**Task description**: Copy out, from the data below, each line in which the word "JSON" occurs.

(Items from an interface collection)
╭──

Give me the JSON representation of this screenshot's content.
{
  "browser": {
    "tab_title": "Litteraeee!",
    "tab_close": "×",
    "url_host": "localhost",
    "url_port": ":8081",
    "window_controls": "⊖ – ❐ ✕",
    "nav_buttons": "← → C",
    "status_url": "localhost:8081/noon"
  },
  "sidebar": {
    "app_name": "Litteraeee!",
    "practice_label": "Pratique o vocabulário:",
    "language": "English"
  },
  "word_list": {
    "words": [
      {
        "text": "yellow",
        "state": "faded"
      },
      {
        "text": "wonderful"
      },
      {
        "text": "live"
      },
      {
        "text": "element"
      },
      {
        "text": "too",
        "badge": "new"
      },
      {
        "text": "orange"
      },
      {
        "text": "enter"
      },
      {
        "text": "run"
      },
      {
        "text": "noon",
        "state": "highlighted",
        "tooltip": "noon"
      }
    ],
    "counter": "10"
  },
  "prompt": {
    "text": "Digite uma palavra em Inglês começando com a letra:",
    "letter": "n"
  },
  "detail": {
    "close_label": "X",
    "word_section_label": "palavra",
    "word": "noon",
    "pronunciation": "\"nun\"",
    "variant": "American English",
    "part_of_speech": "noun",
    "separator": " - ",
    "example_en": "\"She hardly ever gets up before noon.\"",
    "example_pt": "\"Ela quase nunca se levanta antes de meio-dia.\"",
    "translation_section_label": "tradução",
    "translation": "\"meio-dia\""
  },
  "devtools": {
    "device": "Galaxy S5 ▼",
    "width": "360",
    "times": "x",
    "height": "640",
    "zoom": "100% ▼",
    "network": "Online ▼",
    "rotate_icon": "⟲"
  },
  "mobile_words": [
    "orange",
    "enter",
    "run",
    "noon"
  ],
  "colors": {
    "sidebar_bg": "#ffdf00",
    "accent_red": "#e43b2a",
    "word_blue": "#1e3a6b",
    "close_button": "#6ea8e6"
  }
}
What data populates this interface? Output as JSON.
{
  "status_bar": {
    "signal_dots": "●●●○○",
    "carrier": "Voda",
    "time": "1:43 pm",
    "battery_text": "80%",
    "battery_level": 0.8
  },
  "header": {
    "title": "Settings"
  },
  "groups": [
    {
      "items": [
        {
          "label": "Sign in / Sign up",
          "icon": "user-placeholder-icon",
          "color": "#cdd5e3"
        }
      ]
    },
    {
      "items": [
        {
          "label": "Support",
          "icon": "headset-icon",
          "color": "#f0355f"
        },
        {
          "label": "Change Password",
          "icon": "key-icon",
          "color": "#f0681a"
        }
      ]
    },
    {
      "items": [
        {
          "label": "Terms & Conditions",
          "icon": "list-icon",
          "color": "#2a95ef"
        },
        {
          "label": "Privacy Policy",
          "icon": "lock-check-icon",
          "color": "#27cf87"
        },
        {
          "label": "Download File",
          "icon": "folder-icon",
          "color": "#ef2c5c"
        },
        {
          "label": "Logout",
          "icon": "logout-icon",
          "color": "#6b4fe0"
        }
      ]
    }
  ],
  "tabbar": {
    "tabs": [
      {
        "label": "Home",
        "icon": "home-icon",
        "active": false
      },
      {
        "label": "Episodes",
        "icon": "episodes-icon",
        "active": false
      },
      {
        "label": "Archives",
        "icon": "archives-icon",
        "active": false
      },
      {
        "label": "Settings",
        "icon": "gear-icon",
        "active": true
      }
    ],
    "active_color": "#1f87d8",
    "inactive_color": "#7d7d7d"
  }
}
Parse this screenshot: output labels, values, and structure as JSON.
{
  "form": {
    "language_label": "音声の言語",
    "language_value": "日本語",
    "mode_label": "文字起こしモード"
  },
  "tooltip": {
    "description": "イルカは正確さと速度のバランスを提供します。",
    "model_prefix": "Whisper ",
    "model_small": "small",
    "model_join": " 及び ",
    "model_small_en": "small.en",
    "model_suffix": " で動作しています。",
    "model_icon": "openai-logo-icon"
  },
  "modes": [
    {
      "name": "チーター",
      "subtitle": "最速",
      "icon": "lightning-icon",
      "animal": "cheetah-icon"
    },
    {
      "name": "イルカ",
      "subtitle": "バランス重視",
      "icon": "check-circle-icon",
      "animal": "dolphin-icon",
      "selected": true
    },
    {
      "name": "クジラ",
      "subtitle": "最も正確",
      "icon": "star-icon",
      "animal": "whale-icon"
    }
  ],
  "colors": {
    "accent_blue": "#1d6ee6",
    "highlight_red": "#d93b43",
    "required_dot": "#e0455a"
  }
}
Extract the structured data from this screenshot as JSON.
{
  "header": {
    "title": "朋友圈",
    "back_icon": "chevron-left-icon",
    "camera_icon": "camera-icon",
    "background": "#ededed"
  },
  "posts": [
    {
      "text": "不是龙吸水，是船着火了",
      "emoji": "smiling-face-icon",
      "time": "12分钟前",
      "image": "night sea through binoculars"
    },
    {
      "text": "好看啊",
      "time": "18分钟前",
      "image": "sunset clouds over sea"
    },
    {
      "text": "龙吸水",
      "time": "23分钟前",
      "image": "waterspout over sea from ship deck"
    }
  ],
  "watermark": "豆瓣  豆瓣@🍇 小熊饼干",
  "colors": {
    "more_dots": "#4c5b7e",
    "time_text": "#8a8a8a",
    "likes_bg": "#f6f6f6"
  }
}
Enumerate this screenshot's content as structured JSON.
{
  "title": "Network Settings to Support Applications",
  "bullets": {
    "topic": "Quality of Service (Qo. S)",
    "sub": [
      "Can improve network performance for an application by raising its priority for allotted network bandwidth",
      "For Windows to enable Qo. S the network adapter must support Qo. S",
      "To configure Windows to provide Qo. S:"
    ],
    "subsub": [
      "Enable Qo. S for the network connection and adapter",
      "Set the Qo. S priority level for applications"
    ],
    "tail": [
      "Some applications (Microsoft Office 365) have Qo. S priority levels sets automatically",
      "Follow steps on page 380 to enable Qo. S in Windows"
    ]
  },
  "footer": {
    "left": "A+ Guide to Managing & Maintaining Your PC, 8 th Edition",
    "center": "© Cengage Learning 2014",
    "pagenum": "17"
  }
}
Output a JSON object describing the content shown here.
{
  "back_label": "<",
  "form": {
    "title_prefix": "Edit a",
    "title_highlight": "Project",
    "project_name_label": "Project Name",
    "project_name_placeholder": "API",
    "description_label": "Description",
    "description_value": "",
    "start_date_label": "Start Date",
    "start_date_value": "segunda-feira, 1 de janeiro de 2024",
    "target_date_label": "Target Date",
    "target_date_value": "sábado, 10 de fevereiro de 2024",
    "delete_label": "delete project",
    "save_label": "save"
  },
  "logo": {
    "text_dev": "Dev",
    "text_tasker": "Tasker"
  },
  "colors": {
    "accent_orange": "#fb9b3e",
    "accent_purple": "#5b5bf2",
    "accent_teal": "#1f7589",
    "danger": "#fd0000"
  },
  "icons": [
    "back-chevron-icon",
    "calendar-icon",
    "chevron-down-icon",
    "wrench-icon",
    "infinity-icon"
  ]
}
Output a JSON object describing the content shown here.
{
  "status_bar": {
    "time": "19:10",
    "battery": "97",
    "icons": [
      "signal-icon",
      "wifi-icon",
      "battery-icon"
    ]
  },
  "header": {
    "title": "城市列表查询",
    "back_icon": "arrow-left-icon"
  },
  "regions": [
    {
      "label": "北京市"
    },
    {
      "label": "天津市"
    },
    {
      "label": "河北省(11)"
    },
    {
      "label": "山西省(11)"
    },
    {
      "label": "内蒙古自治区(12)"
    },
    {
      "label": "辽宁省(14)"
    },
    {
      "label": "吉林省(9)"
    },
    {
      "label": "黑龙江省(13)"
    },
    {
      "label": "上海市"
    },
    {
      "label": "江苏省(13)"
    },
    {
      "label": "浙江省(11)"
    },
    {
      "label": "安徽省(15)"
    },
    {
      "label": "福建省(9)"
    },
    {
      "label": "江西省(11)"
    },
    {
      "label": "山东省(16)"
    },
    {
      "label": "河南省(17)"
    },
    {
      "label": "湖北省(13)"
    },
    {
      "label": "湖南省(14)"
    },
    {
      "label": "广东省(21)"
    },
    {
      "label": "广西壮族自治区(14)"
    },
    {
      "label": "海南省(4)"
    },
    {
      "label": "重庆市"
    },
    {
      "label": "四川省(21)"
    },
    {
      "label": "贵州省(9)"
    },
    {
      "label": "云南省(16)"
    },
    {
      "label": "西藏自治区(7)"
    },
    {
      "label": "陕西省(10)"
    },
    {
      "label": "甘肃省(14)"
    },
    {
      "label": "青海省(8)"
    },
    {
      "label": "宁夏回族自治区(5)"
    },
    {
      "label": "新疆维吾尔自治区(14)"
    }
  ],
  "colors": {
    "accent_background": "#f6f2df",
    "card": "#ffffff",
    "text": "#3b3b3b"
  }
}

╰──

**Task output**:
Give me the JSON representation of this screenshot's content.
What data populates this interface? Output as JSON.
Parse this screenshot: output labels, values, and structure as JSON.
Extract the structured data from this screenshot as JSON.
Enumerate this screenshot's content as structured JSON.
Output a JSON object describing the content shown here.
Output a JSON object describing the content shown here.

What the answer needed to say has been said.